Cloud storage, in which files are stored on an online server, is an increasingly popular method for storing files. Since most people can connect to the internet with their devices instantly, using cloud storage is virtually indistinguishable from hard drive storage. Cloud storage also enables you to access files across multiple devices, making it extra convenient.
However, while cloud storage won’t affect your Mac’s performance, you have a limited amount of allocated cloud storage, and you can quickly use it up. Cloud storage services like Dropbox usually have capacity limits according to account type, so be sure to regularly delete files from iCloud or any other cloud storage to avoid going over your limit.

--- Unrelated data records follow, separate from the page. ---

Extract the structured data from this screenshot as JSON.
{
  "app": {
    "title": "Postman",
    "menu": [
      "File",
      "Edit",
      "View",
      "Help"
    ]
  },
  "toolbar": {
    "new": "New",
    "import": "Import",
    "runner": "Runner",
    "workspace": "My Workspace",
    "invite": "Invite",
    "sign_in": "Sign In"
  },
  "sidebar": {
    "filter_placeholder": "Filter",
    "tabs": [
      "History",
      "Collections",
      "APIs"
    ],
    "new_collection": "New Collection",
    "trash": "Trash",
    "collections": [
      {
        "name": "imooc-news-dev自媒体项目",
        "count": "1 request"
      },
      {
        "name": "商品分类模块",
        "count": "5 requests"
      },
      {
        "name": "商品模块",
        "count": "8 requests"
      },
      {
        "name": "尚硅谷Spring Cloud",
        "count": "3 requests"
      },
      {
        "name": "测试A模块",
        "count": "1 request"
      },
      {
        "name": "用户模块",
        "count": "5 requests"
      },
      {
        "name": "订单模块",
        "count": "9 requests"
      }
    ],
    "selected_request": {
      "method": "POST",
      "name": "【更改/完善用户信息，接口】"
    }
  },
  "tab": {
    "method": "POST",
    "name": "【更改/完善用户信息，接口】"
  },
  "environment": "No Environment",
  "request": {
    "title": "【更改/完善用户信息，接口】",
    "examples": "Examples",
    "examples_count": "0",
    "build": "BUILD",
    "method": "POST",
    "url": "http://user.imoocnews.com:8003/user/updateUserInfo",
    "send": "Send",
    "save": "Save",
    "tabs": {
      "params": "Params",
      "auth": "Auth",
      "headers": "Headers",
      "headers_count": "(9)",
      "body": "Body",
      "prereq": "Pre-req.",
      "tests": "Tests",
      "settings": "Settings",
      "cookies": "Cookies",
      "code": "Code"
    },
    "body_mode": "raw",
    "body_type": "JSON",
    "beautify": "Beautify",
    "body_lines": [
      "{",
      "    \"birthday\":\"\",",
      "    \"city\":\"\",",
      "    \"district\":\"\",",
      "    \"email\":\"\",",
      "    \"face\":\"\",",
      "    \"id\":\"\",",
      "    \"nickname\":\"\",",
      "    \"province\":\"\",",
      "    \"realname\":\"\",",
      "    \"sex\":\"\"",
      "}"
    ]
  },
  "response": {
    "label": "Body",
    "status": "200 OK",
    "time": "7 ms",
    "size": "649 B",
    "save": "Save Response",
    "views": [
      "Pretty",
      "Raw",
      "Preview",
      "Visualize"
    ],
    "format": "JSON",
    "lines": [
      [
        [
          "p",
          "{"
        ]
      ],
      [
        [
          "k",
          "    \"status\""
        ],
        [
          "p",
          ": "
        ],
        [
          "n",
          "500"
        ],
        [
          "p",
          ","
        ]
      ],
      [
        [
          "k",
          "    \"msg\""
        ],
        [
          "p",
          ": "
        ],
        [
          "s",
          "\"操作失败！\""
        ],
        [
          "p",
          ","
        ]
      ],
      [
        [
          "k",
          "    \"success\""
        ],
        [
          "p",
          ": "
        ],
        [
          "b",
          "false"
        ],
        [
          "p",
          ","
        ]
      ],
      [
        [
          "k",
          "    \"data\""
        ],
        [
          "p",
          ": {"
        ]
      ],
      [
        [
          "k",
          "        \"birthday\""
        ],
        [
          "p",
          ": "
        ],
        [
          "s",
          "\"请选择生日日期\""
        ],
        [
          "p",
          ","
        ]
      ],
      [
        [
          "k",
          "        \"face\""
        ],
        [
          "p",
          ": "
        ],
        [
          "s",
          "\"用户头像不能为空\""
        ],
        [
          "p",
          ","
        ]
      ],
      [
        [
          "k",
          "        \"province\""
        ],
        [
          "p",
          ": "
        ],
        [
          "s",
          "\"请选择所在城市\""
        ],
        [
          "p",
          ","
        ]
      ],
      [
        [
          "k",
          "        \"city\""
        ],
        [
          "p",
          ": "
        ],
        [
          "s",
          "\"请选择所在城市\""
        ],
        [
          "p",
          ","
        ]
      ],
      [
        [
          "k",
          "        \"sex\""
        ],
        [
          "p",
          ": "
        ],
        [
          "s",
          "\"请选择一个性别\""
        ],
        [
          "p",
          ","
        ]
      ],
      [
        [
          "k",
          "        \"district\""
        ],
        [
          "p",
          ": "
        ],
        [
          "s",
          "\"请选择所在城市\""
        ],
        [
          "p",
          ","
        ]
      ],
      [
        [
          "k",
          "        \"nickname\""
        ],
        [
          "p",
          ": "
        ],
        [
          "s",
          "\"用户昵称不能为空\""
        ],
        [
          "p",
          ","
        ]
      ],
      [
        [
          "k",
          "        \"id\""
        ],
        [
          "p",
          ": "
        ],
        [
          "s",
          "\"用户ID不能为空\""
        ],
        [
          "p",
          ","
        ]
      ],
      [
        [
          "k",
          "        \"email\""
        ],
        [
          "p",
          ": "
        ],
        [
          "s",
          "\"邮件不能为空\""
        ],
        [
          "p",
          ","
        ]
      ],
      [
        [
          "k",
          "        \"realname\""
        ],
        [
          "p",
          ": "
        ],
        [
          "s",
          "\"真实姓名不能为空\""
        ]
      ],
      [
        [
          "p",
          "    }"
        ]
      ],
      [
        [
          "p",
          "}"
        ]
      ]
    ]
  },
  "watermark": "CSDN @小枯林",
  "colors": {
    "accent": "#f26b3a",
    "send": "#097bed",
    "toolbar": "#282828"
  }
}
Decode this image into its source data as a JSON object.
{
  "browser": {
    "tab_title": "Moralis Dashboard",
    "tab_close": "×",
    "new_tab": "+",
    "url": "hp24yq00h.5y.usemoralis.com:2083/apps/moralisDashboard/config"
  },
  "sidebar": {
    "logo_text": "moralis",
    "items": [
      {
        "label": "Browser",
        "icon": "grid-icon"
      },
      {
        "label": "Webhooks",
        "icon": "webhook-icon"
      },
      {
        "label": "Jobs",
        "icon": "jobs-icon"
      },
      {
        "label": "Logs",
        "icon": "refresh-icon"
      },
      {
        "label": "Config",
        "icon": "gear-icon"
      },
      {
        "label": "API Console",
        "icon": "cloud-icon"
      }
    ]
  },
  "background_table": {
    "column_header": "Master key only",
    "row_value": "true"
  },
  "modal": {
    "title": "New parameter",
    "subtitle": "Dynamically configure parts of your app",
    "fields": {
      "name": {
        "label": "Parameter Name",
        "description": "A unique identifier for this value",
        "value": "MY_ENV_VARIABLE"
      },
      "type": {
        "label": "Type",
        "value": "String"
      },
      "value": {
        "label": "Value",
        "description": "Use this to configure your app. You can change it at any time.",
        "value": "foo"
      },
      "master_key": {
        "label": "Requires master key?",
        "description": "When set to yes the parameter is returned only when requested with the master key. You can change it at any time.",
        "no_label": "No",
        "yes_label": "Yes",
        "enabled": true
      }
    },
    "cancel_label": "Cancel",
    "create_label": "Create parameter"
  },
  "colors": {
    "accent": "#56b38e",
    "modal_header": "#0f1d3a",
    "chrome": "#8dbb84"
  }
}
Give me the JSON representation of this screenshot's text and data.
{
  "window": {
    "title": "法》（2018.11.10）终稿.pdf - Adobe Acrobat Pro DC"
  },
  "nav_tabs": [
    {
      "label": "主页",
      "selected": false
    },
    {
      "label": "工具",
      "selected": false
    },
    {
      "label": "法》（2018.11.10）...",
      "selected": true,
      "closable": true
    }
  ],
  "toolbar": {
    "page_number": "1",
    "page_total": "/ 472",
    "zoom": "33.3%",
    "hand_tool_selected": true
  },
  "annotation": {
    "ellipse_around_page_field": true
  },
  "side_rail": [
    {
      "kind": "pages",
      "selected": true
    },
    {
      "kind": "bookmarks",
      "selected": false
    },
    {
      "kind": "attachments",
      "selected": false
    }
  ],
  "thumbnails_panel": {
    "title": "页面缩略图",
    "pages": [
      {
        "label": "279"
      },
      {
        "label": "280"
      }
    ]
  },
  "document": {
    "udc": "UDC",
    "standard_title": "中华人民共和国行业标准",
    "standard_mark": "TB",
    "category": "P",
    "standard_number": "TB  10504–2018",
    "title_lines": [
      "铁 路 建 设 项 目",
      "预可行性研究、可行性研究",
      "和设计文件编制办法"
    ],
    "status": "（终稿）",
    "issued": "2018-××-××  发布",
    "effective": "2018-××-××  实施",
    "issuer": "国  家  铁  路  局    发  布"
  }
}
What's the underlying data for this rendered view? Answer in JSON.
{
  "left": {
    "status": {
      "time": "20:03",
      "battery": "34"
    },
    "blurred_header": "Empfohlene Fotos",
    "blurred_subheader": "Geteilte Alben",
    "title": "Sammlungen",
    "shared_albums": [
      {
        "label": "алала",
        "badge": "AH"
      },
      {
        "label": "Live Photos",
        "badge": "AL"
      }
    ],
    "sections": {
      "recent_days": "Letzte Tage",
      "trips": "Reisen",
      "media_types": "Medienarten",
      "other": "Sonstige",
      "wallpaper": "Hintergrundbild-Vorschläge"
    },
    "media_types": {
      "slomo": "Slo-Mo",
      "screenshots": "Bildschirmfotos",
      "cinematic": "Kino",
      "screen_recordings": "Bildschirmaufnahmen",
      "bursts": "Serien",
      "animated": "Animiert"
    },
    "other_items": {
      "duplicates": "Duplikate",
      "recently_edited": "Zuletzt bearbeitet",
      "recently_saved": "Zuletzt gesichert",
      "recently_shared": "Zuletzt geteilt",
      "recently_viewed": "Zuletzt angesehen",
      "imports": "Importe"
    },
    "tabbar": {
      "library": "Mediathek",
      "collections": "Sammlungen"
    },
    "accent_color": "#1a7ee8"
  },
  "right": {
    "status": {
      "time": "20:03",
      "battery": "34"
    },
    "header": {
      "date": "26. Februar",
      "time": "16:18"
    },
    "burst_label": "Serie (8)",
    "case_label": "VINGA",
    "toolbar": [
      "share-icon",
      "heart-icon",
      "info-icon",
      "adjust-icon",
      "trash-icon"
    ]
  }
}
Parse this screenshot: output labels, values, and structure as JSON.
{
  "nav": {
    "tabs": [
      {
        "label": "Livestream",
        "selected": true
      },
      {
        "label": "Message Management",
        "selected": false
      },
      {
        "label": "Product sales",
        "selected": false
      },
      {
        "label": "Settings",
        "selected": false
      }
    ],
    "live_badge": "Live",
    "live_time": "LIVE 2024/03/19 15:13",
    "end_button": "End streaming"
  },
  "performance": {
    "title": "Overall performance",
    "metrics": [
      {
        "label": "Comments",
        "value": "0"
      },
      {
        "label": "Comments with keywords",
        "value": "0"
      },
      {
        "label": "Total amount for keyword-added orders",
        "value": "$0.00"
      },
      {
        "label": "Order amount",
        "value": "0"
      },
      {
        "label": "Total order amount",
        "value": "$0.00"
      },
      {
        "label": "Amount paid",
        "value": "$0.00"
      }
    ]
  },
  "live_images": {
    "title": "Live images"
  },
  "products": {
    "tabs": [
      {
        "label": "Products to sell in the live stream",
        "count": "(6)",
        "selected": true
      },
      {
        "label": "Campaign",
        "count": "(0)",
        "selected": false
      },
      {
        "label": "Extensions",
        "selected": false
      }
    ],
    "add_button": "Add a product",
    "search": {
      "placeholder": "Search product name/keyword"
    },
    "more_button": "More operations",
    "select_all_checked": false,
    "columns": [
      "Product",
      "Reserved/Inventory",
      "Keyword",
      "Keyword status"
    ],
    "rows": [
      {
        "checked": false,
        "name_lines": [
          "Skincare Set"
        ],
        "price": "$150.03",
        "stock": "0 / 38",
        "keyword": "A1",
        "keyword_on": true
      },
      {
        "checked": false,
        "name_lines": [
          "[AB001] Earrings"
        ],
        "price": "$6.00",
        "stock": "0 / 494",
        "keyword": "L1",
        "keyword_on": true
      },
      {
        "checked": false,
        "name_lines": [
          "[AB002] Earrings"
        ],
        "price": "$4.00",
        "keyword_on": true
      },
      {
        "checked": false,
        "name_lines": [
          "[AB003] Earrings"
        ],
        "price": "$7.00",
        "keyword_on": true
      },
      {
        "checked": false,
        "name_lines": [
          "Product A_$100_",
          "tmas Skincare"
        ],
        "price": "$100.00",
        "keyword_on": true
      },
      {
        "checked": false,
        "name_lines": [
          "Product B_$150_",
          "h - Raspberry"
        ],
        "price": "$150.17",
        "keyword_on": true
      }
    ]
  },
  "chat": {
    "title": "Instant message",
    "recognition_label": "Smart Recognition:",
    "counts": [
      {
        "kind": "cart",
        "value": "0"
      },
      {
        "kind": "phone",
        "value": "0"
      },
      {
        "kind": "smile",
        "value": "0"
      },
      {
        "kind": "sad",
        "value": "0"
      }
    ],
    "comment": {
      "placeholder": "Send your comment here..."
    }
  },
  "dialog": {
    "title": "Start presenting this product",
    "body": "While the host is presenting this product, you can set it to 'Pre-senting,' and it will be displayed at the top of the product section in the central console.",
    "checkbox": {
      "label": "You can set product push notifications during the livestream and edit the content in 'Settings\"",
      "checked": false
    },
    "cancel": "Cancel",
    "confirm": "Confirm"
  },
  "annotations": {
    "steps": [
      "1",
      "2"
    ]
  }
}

If you need to extend your limit, you can usually upgrade your plan or buy more space. With Apple’s iCloud storage, you get 5GB free when you sign up. If you need more space or want to take advantage of iCloud+, Apple’s premium cloud subscription, there are different plans ranging from $0.99 to $9.99 a month.
Using an external storage device (like a portable drive or USB stick) can also help expand your storage capacity. External drives can be HDDs or SSDs that connect to your device via USB. You can move files to these external drives, and then reconnect the drive to your Mac whenever you need to access the files.
HDDs (hard-disk drives) are classic hard drives that are cheaper than SSDs, but they tend to be slower and are more prone to damage. SSDs (solid-state drives) are faster and more durable, but they don’t have the same storage capacity as HDDs.
External drives are also limited in their capacity, though some can have very generous storage space for ordinary users — the largest HDDs can hold more than 20TB of data. However, if you’re an intensive user (and work with large video files), you’ll still need to review and clear out files regularly.
Other methods to improve the capacity and performance of your Mac are out there. You can defrag your Mac or manage startup processes and files to speed up your Mac and free up memory. You can also try dedicated cleanup software — just make sure it’s legit first. Luckily, you don’t need to look far to find good cleaning software for Macs.
No matter how you store your files, regular cleaning is inevitable. Avast Cleanup makes the chore as painless as possible. Its App Uninstaller quickly identifies unnecessary apps you haven’t used in ages, and lets you easily decide if you want to delete them.
Macs also collect tons of junk files over time. Avast Cleanup deep-scans your Mac for these hidden junk files and caches that you don’t need, and it lets you delete them in a single click. Try Avast Cleanup for free today and get a cleaner, faster Mac.